African-Americans have long practiced medicine both in slavery and in freedom as herbal healers, midwives, and bone setters, but mainstream medicine – and especially academic medicine – was long closed to them by widespread racial discrimination.  This, however, did not prevent some from achieving distinction.

The first African-American to receive a medical degree, James McCune Smith (1813-1865) had to go to Scotland for his education, receiving the M.D. from the University of Glasgow in 1837.  He would later make his home in New York City where he became a leading abolitionist and the first African-American to publish in a medical journal.  Daniel Hale Williams (1856-1931) performed one of the first successful open heart surgeries, when in 1893 he repaired the torn pericardium of a knife wound patient.  Charles R. Drew (1904-1950) did his groundbreaking work on blood banking while a doctoral student at the Medical Center; when he was awarded the Doctor of Medical Science degree from Columbia in 1940, he was the first African-American to receive such a degree.  Dr. Kenneth A. Forde (P&S 1959), José M. Ferrer Professor of Surgery and one of the country’s leading thoracic surgeons, now serves on the Columbia University Board of Trustees.

The first African-American to graduate from the College of Physicians and Surgeons was Travis J. A. Johnson in 1908.  After practicing medicine in New York City for less than ten years, he tragically died in a car accident in 1917.  The first African-American woman graduate was Agnes O. Griffin (1897-1991) in 1923.  Between 1908 and 1940, P&S graduated 15 African-Americans

Opening Doors may be seen during regular library hours: 8am-11pm, Monday-Thursday; 8am-8pm, Friday; 10am-11pm Saturday; and noon-11pm Sunday.
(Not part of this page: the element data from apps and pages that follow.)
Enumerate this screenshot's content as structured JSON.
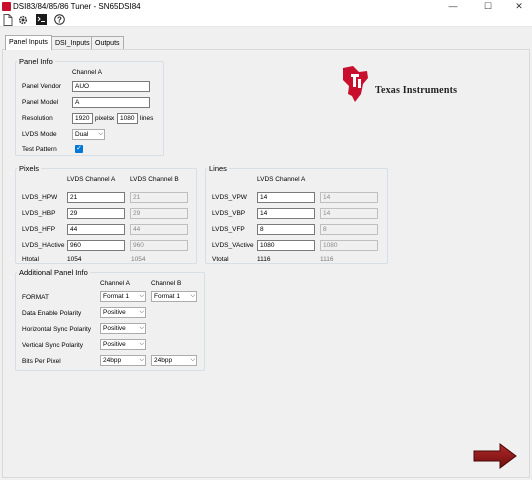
{
  "window": {
    "title": "DSI83/84/85/86 Tuner - SN65DSI84",
    "minimize": "—",
    "maximize": "☐",
    "close": "✕"
  },
  "toolbar": {
    "new_icon": "new-document-icon",
    "settings_icon": "gear-icon",
    "terminal_icon": "terminal-icon",
    "help_icon": "help-icon"
  },
  "tabs": [
    {
      "label": "Panel Inputs",
      "active": true
    },
    {
      "label": "DSI_Inputs"
    },
    {
      "label": "Outputs"
    }
  ],
  "brand": {
    "name": "Texas Instruments",
    "text": "Texas Instruments",
    "color": "#c8102e"
  },
  "panel_info": {
    "legend": "Panel Info",
    "channel_header": "Channel A",
    "vendor_label": "Panel Vendor",
    "vendor_value": "AUO",
    "model_label": "Panel Model",
    "model_value": "A",
    "resolution_label": "Resolution",
    "res_w": "1920",
    "pixels_unit": "pixels",
    "x_sep": "x",
    "res_h": "1080",
    "lines_unit": "lines",
    "lvds_mode_label": "LVDS Mode",
    "lvds_mode_value": "Dual",
    "test_pattern_label": "Test Pattern",
    "test_pattern_checked": true
  },
  "pixels": {
    "legend": "Pixels",
    "col_a": "LVDS Channel A",
    "col_b": "LVDS Channel B",
    "rows": [
      {
        "label": "LVDS_HPW",
        "a": "21",
        "b": "21"
      },
      {
        "label": "LVDS_HBP",
        "a": "29",
        "b": "29"
      },
      {
        "label": "LVDS_HFP",
        "a": "44",
        "b": "44"
      },
      {
        "label": "LVDS_HActive",
        "a": "960",
        "b": "960"
      }
    ],
    "total_label": "Htotal",
    "total_a": "1054",
    "total_b": "1054"
  },
  "lines": {
    "legend": "Lines",
    "col_a": "LVDS Channel A",
    "rows": [
      {
        "label": "LVDS_VPW",
        "a": "14",
        "b": "14"
      },
      {
        "label": "LVDS_VBP",
        "a": "14",
        "b": "14"
      },
      {
        "label": "LVDS_VFP",
        "a": "8",
        "b": "8"
      },
      {
        "label": "LVDS_VActive",
        "a": "1080",
        "b": "1080"
      }
    ],
    "total_label": "Vtotal",
    "total_a": "1116",
    "total_b": "1116"
  },
  "additional": {
    "legend": "Additional Panel Info",
    "col_a": "Channel A",
    "col_b": "Channel B",
    "format_label": "FORMAT",
    "format_a": "Format 1",
    "format_b": "Format 1",
    "de_label": "Data Enable Polarity",
    "de_value": "Positive",
    "hs_label": "Horizontal Sync Polarity",
    "hs_value": "Positive",
    "vs_label": "Vertical Sync Polarity",
    "vs_value": "Positive",
    "bpp_label": "Bits Per Pixel",
    "bpp_a": "24bpp",
    "bpp_b": "24bpp"
  },
  "next_button": {
    "icon": "right-arrow-icon",
    "color": "#8b1a1a"
  }
}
For more information contact

There will be an opening reception March 18th 4-6pm where Dr. Kenneth Forde, Jose M. Ferrer Professor of Surgery Emeritus and Columbia University Trustee will speak.

Opening Doors was developed and produced by the National Library of Medicine and the Reginald F. Lewis Museum of Maryland African American History and Culture, Baltimore, Maryland.